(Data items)

Segment Open

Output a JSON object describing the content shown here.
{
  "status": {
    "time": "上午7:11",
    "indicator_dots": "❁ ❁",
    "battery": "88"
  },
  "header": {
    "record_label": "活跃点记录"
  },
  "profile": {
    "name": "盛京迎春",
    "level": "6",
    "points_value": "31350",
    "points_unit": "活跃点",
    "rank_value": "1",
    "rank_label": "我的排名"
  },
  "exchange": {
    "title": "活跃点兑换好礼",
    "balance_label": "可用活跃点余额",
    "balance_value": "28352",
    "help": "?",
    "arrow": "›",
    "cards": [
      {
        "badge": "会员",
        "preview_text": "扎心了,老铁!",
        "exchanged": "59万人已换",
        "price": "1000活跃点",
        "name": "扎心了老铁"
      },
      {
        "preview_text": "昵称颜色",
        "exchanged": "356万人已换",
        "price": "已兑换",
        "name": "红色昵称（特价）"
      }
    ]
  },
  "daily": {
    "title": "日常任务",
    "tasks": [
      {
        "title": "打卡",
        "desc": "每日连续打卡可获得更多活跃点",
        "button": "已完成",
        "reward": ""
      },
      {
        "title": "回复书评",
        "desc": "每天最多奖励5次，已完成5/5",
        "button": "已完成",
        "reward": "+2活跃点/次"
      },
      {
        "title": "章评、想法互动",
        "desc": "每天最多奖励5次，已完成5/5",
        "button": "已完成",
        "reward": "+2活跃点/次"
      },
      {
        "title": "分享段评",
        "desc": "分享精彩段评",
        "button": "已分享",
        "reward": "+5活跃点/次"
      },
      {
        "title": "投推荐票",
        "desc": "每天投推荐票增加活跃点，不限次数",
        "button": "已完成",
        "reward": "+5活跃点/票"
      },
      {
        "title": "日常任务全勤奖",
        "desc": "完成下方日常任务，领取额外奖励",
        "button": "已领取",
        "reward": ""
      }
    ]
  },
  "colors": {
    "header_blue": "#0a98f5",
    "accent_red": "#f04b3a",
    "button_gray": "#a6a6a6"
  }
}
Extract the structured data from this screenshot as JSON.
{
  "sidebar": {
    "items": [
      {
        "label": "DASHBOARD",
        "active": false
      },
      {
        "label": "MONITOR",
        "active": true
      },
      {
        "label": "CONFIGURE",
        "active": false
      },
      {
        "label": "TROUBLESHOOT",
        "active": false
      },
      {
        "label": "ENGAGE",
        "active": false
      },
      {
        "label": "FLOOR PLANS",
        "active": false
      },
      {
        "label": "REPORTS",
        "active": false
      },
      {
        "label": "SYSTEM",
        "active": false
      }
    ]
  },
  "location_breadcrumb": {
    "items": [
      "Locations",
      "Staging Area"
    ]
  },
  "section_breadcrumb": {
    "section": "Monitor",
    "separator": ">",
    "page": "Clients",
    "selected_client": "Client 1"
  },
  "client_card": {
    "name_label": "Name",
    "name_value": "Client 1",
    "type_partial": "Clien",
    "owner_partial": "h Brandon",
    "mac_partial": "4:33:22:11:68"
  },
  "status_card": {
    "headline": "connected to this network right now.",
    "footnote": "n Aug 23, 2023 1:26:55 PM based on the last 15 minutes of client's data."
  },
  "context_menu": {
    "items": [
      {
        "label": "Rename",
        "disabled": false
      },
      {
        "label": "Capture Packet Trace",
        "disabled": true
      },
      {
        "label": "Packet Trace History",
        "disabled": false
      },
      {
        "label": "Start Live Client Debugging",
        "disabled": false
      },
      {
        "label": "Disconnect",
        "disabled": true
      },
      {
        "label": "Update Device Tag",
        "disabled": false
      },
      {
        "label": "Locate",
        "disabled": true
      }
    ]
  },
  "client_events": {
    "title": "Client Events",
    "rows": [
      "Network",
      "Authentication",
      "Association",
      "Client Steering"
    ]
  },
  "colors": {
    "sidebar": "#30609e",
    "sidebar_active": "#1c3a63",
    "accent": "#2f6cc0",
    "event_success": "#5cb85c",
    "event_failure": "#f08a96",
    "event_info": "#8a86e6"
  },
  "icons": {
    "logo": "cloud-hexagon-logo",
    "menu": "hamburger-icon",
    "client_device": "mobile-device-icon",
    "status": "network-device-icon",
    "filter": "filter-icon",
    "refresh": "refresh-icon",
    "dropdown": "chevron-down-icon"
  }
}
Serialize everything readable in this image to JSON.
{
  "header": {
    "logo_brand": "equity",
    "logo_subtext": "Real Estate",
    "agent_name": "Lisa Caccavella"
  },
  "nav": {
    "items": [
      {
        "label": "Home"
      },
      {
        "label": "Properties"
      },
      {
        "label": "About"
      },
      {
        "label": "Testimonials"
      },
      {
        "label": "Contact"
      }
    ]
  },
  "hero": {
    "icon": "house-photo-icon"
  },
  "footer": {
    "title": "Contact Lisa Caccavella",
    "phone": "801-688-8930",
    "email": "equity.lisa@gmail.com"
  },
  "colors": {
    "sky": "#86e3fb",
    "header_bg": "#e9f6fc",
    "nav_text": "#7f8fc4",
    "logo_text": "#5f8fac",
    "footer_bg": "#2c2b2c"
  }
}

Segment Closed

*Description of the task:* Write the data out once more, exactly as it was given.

*Task answer:*
Output a JSON object describing the content shown here.
{
  "status": {
    "time": "上午7:11",
    "indicator_dots": "❁ ❁",
    "battery": "88"
  },
  "header": {
    "record_label": "活跃点记录"
  },
  "profile": {
    "name": "盛京迎春",
    "level": "6",
    "points_value": "31350",
    "points_unit": "活跃点",
    "rank_value": "1",
    "rank_label": "我的排名"
  },
  "exchange": {
    "title": "活跃点兑换好礼",
    "balance_label": "可用活跃点余额",
    "balance_value": "28352",
    "help": "?",
    "arrow": "›",
    "cards": [
      {
        "badge": "会员",
        "preview_text": "扎心了,老铁!",
        "exchanged": "59万人已换",
        "price": "1000活跃点",
        "name": "扎心了老铁"
      },
      {
        "preview_text": "昵称颜色",
        "exchanged": "356万人已换",
        "price": "已兑换",
        "name": "红色昵称（特价）"
      }
    ]
  },
  "daily": {
    "title": "日常任务",
    "tasks": [
      {
        "title": "打卡",
        "desc": "每日连续打卡可获得更多活跃点",
        "button": "已完成",
        "reward": ""
      },
      {
        "title": "回复书评",
        "desc": "每天最多奖励5次，已完成5/5",
        "button": "已完成",
        "reward": "+2活跃点/次"
      },
      {
        "title": "章评、想法互动",
        "desc": "每天最多奖励5次，已完成5/5",
        "button": "已完成",
        "reward": "+2活跃点/次"
      },
      {
        "title": "分享段评",
        "desc": "分享精彩段评",
        "button": "已分享",
        "reward": "+5活跃点/次"
      },
      {
        "title": "投推荐票",
        "desc": "每天投推荐票增加活跃点，不限次数",
        "button": "已完成",
        "reward": "+5活跃点/票"
      },
      {
        "title": "日常任务全勤奖",
        "desc": "完成下方日常任务，领取额外奖励",
        "button": "已领取",
        "reward": ""
      }
    ]
  },
  "colors": {
    "header_blue": "#0a98f5",
    "accent_red": "#f04b3a",
    "button_gray": "#a6a6a6"
  }
}
Extract the structured data from this screenshot as JSON.
{
  "sidebar": {
    "items": [
      {
        "label": "DASHBOARD",
        "active": false
      },
      {
        "label": "MONITOR",
        "active": true
      },
      {
        "label": "CONFIGURE",
        "active": false
      },
      {
        "label": "TROUBLESHOOT",
        "active": false
      },
      {
        "label": "ENGAGE",
        "active": false
      },
      {
        "label": "FLOOR PLANS",
        "active": false
      },
      {
        "label": "REPORTS",
        "active": false
      },
      {
        "label": "SYSTEM",
        "active": false
      }
    ]
  },
  "location_breadcrumb": {
    "items": [
      "Locations",
      "Staging Area"
    ]
  },
  "section_breadcrumb": {
    "section": "Monitor",
    "separator": ">",
    "page": "Clients",
    "selected_client": "Client 1"
  },
  "client_card": {
    "name_label": "Name",
    "name_value": "Client 1",
    "type_partial": "Clien",
    "owner_partial": "h Brandon",
    "mac_partial": "4:33:22:11:68"
  },
  "status_card": {
    "headline": "connected to this network right now.",
    "footnote": "n Aug 23, 2023 1:26:55 PM based on the last 15 minutes of client's data."
  },
  "context_menu": {
    "items": [
      {
        "label": "Rename",
        "disabled": false
      },
      {
        "label": "Capture Packet Trace",
        "disabled": true
      },
      {
        "label": "Packet Trace History",
        "disabled": false
      },
      {
        "label": "Start Live Client Debugging",
        "disabled": false
      },
      {
        "label": "Disconnect",
        "disabled": true
      },
      {
        "label": "Update Device Tag",
        "disabled": false
      },
      {
        "label": "Locate",
        "disabled": true
      }
    ]
  },
  "client_events": {
    "title": "Client Events",
    "rows": [
      "Network",
      "Authentication",
      "Association",
      "Client Steering"
    ]
  },
  "colors": {
    "sidebar": "#30609e",
    "sidebar_active": "#1c3a63",
    "accent": "#2f6cc0",
    "event_success": "#5cb85c",
    "event_failure": "#f08a96",
    "event_info": "#8a86e6"
  },
  "icons": {
    "logo": "cloud-hexagon-logo",
    "menu": "hamburger-icon",
    "client_device": "mobile-device-icon",
    "status": "network-device-icon",
    "filter": "filter-icon",
    "refresh": "refresh-icon",
    "dropdown": "chevron-down-icon"
  }
}
Serialize everything readable in this image to JSON.
{
  "header": {
    "logo_brand": "equity",
    "logo_subtext": "Real Estate",
    "agent_name": "Lisa Caccavella"
  },
  "nav": {
    "items": [
      {
        "label": "Home"
      },
      {
        "label": "Properties"
      },
      {
        "label": "About"
      },
      {
        "label": "Testimonials"
      },
      {
        "label": "Contact"
      }
    ]
  },
  "hero": {
    "icon": "house-photo-icon"
  },
  "footer": {
    "title": "Contact Lisa Caccavella",
    "phone": "801-688-8930",
    "email": "equity.lisa@gmail.com"
  },
  "colors": {
    "sky": "#86e3fb",
    "header_bg": "#e9f6fc",
    "nav_text": "#7f8fc4",
    "logo_text": "#5f8fac",
    "footer_bg": "#2c2b2c"
  }
}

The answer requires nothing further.